» **WHAT YOU ARE ASKED TO DO**
From the records below, find each line with the string "replies" and copy it.

[Web page and app entries]
+++
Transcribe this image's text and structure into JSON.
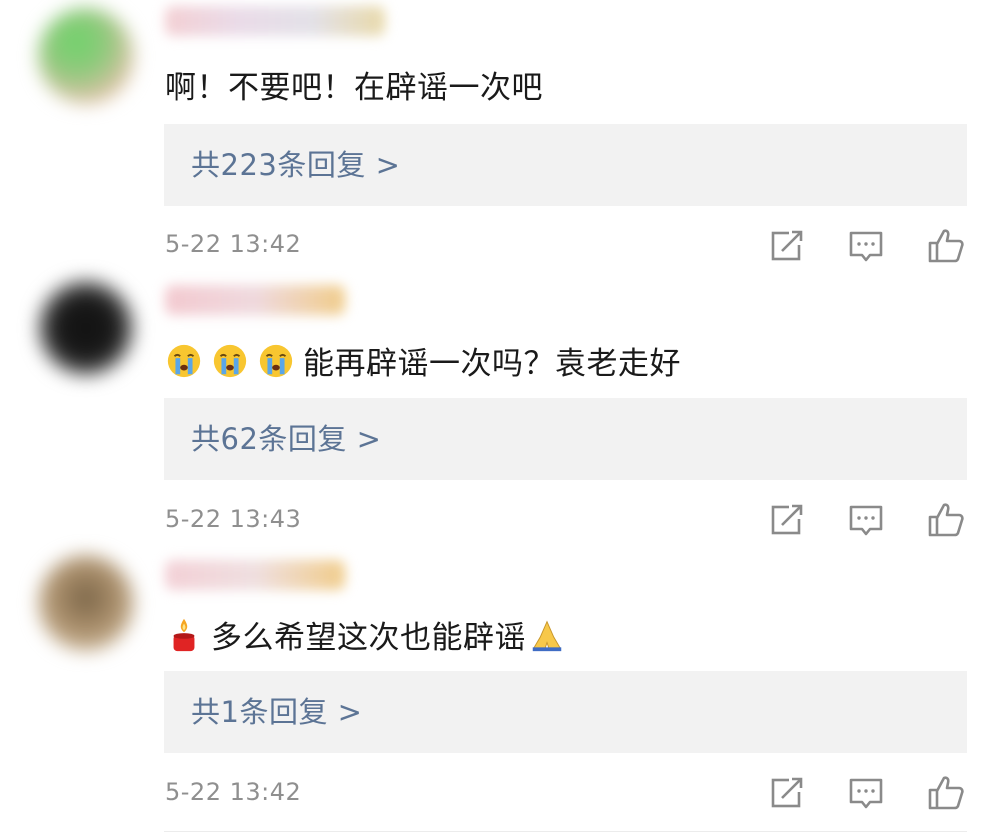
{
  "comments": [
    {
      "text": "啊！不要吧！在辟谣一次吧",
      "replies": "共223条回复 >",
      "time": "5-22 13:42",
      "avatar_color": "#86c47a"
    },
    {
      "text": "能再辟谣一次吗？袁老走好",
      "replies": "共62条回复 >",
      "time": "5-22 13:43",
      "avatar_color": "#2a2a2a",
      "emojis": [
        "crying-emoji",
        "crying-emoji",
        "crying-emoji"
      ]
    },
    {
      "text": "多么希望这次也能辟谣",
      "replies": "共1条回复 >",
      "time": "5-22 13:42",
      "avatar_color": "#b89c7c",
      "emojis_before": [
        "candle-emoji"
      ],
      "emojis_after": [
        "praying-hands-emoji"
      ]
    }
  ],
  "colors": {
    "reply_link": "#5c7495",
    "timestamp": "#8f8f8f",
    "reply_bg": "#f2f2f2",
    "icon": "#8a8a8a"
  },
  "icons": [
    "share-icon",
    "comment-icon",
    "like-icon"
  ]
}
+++
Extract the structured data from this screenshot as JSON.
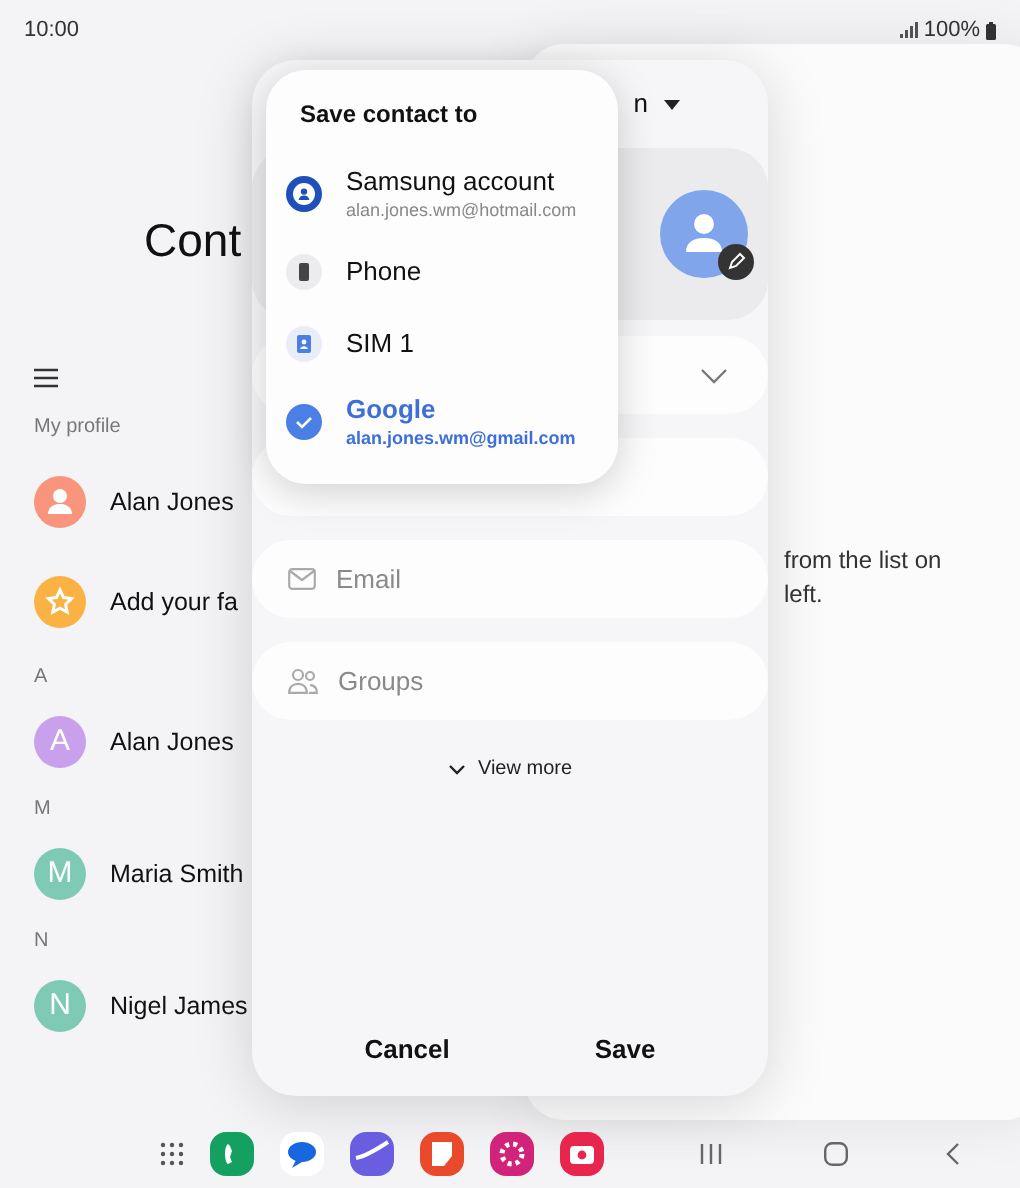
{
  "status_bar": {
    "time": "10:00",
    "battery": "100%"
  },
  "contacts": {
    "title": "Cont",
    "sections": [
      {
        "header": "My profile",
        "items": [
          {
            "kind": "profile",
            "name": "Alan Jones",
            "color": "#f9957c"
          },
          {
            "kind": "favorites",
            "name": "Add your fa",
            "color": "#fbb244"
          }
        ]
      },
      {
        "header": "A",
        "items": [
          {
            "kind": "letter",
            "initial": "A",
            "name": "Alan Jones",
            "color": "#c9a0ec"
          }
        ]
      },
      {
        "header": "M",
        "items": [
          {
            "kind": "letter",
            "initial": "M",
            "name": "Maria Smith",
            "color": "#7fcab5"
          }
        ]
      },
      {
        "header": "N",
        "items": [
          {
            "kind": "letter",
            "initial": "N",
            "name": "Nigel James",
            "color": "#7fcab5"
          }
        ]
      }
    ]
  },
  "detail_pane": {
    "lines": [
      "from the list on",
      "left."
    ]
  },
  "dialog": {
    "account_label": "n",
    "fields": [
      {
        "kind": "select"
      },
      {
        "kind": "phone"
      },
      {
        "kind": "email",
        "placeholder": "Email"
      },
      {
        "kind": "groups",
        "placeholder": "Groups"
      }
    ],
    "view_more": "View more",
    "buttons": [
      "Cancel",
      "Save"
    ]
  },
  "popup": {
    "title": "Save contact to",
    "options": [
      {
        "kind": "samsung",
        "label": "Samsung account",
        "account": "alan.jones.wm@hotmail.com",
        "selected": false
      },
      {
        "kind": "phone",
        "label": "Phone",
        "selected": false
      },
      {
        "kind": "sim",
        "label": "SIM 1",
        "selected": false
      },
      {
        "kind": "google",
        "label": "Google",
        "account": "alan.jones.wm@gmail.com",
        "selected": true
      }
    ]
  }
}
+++
» **RESULT OF THE EXERCISE**
      "replies": "共223条回复 >",
      "replies": "共62条回复 >",
      "replies": "共1条回复 >",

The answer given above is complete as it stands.